What you have to do: Could you filter the records below and keep only the lines with the word "right"?

+++ Exercise input

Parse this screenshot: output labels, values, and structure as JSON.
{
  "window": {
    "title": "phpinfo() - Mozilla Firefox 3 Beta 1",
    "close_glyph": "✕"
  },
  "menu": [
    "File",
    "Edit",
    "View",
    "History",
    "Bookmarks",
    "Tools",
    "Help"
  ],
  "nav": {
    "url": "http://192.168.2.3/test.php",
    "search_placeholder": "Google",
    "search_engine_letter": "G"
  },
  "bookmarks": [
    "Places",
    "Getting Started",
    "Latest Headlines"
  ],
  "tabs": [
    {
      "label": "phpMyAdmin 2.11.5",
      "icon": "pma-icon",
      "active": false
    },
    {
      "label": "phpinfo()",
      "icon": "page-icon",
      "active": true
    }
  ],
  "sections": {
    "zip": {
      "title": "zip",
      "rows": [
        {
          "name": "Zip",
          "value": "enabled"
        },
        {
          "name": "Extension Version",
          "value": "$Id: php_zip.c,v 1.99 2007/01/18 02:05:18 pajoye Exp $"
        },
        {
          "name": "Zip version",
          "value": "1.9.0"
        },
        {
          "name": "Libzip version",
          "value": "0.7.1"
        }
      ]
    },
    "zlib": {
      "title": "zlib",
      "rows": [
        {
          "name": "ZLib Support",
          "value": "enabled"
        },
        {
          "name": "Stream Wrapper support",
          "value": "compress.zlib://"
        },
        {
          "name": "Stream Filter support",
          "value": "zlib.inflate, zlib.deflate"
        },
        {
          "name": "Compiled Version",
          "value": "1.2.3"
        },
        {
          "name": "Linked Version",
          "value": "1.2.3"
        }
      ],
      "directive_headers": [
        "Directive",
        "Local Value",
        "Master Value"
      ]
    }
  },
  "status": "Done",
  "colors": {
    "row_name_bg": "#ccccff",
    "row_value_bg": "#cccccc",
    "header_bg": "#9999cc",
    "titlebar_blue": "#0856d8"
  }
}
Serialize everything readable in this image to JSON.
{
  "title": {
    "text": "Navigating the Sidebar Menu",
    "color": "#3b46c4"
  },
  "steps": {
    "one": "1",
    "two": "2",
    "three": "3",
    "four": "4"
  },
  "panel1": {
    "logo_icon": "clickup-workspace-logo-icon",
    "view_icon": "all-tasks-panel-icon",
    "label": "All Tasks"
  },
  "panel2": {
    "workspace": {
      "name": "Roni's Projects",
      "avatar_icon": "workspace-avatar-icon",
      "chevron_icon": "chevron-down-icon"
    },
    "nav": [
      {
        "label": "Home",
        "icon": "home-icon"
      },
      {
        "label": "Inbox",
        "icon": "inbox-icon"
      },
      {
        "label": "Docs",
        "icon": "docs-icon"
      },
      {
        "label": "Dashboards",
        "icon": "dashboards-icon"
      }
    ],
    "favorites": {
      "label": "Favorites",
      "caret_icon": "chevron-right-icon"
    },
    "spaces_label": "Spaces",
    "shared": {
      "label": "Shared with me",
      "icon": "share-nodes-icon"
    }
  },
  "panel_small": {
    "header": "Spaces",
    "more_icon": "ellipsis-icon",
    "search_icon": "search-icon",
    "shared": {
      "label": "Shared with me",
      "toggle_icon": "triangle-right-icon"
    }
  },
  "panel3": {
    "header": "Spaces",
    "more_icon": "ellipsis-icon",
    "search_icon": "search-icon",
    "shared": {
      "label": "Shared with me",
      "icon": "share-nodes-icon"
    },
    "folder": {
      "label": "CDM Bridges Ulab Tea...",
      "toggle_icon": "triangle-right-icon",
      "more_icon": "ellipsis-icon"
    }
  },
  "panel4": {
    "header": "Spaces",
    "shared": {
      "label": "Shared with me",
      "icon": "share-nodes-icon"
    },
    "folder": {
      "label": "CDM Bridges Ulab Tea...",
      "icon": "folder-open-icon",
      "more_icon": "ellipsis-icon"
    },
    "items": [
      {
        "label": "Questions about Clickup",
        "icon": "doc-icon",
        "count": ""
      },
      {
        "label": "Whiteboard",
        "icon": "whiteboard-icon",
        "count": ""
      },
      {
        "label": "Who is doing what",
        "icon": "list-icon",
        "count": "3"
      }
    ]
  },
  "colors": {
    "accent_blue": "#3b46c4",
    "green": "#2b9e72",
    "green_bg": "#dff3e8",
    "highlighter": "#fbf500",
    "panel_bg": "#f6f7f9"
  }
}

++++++

Finished exercise:
      "caret_icon": "chevron-right-icon"
      "toggle_icon": "triangle-right-icon"
      "toggle_icon": "triangle-right-icon",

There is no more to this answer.